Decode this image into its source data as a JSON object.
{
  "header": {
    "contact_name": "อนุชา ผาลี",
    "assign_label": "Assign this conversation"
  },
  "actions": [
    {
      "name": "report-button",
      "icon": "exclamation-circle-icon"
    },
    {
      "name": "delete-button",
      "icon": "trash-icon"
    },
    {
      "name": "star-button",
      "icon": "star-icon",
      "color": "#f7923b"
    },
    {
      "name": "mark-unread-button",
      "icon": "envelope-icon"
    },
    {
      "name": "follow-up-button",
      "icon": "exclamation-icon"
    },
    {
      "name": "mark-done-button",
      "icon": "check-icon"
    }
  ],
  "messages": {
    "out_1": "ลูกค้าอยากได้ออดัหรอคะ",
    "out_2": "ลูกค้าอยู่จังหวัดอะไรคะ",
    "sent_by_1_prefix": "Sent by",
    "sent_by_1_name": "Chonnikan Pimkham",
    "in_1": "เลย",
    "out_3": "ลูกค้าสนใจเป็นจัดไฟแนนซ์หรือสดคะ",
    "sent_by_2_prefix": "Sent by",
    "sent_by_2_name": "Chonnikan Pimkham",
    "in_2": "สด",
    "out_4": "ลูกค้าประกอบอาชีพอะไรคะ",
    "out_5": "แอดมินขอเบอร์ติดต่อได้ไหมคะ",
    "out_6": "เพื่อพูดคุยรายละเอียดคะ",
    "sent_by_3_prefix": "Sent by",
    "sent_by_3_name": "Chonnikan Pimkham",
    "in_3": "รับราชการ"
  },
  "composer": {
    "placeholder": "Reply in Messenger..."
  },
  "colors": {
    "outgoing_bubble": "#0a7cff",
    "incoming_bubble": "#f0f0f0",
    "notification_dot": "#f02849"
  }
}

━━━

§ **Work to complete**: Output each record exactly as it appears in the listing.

§ **Output below**:
Decode this image into its source data as a JSON object.
{
  "header": {
    "contact_name": "อนุชา ผาลี",
    "assign_label": "Assign this conversation"
  },
  "actions": [
    {
      "name": "report-button",
      "icon": "exclamation-circle-icon"
    },
    {
      "name": "delete-button",
      "icon": "trash-icon"
    },
    {
      "name": "star-button",
      "icon": "star-icon",
      "color": "#f7923b"
    },
    {
      "name": "mark-unread-button",
      "icon": "envelope-icon"
    },
    {
      "name": "follow-up-button",
      "icon": "exclamation-icon"
    },
    {
      "name": "mark-done-button",
      "icon": "check-icon"
    }
  ],
  "messages": {
    "out_1": "ลูกค้าอยากได้ออดัหรอคะ",
    "out_2": "ลูกค้าอยู่จังหวัดอะไรคะ",
    "sent_by_1_prefix": "Sent by",
    "sent_by_1_name": "Chonnikan Pimkham",
    "in_1": "เลย",
    "out_3": "ลูกค้าสนใจเป็นจัดไฟแนนซ์หรือสดคะ",
    "sent_by_2_prefix": "Sent by",
    "sent_by_2_name": "Chonnikan Pimkham",
    "in_2": "สด",
    "out_4": "ลูกค้าประกอบอาชีพอะไรคะ",
    "out_5": "แอดมินขอเบอร์ติดต่อได้ไหมคะ",
    "out_6": "เพื่อพูดคุยรายละเอียดคะ",
    "sent_by_3_prefix": "Sent by",
    "sent_by_3_name": "Chonnikan Pimkham",
    "in_3": "รับราชการ"
  },
  "composer": {
    "placeholder": "Reply in Messenger..."
  },
  "colors": {
    "outgoing_bubble": "#0a7cff",
    "incoming_bubble": "#f0f0f0",
    "notification_dot": "#f02849"
  }
}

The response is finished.